Former directors of Elon's Honors Program headed workshops in Monterrey, Mexico, and Winchester, Virginia.
Mike Carignan and Tom Mould, former directors of Elon’s Honors Program recently headed to Shenandoah University in Virginia to lead a two-day workshop on best practices in teaching Honors students. It was the second recent opportunity for the pair to share these best practices, having participated in a three-day workshop in Monterrey, Mexico, in December.
“It really exceeded my expectations,” wrote one attendee at Shenandoah.
“I’m leaving with a lot of ideas and motivation,” added another.
The workshop is an adaptation for Honors teaching workshops that Carignan and Mould developed for Elon faculty with Deandra Little, director of the Center for the Advancement of Teaching and Learning. Little was instrumental in developing the workshop and continues to provide valuable resources and insights for each new year. “The workshop is not static,” Carignan explained. “We wanted to develop something not only for new faculty to orient them to teaching in Honors, but also fresh topics in pedagogy for returning faculty as part of our commitment to always growing and striving to be better.”

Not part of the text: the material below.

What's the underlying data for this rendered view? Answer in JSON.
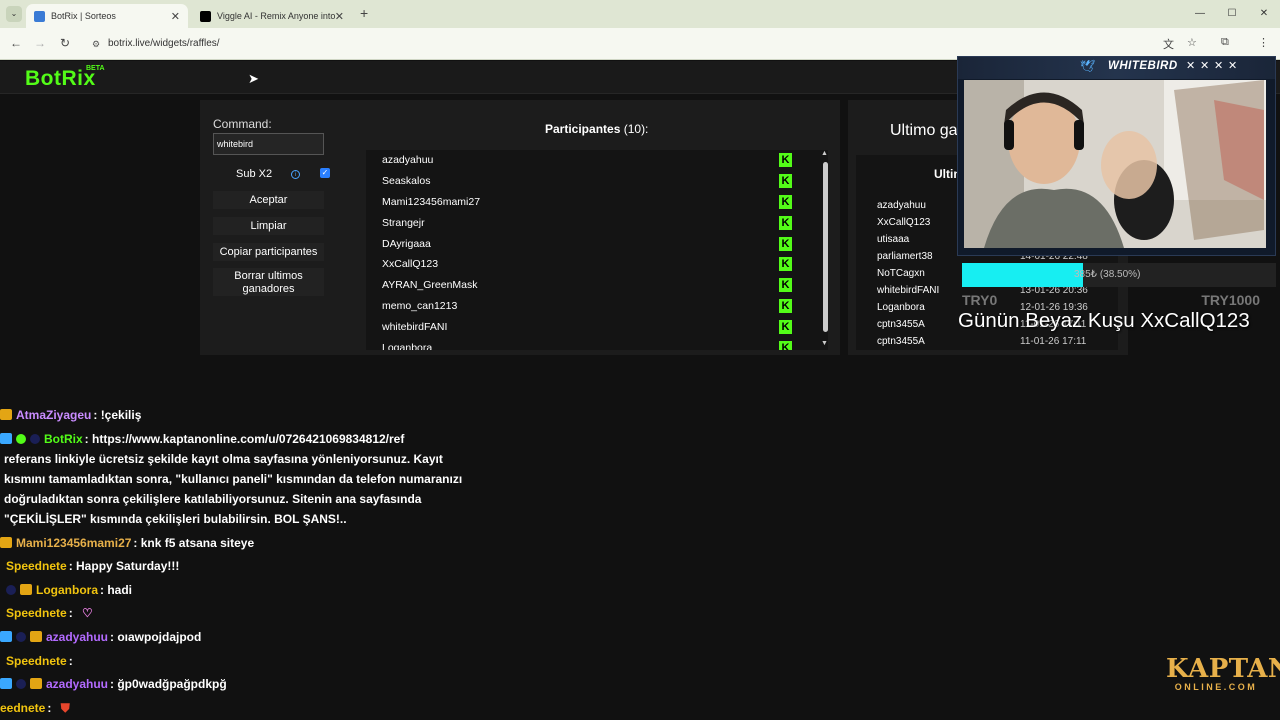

In 2014 and 2015, the workshops were held exclusively at Elon University for Elon faculty. In addition to general best practices in honors pedagogy, special topics have included leading effective discussions, grading, collaboration and group work, crowd-sourced rubrics, multidisciplinary teaching, team teaching, and getting buy-in from students.
In 2016, however, Carignan and Mould took the workshop to the National Collegiate Honors Council Annual meeting in Seattle, Washington. The presentation was standing room only. “It’s been important to us that this is about improving Honors education not just at Elon, but everywhere. That’s why we have made all of our materials available online,” Mould explained.
Some programs, however, wanted even more guidance as they prepared their faculty to teach their Honors students. This led to the invitations from The Monterrey Institute of Technology and Higher Education in Monterrey, Mexico, and Shenandoah University in Winchester, Virginia. “The directors of the Monterrey Honors program invited us right on the spot,” explained Carignan, “and the director from Shenandoah began an exchange that yielded another invitation. We were so pleased that our workshop appeared to be useful.”
While the Shenandoah University workshop included more than a dozen faculty who will teach honors students in the coming year, 24 faculty from across the university in Monterrey attended the December workshop. Both groups found sessions on backward course design, course alignment, student expectations, and characteristics of high achieving and gifted students to be among the most helpful.
Current Honors Director Lynn Huber has continued these workshops at Elon and hopes to continue sharing best practices with her national and international colleagues in Honors. “The fact that colleagues at other institutions are reaching out to us as experts in teaching honors points to the strength of our program and to the high-quality work of all those who have led Honors at Elon throughout the years.”